EXTRACTED ENTRIES START

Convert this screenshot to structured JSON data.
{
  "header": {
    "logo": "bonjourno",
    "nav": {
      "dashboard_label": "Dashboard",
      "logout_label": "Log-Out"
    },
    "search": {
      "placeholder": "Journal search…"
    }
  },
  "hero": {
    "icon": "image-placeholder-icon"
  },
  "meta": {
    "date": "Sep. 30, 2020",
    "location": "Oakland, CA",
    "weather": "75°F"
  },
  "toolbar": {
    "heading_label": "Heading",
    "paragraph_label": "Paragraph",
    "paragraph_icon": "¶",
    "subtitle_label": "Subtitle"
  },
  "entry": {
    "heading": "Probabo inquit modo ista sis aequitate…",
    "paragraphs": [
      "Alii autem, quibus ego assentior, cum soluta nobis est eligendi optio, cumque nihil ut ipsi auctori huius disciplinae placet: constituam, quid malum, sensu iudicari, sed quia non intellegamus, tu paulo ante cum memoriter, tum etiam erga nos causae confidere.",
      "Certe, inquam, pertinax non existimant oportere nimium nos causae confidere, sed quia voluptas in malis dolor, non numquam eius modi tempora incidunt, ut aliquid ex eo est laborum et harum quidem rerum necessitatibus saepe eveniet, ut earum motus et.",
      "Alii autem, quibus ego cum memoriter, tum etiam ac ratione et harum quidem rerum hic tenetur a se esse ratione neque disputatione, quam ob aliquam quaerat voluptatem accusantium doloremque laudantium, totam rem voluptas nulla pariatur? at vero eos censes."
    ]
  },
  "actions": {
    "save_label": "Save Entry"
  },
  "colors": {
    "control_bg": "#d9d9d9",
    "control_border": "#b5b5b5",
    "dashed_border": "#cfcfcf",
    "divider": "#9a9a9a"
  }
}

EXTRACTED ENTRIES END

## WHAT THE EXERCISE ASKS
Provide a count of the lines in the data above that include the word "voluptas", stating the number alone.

## FINAL ANSWER
2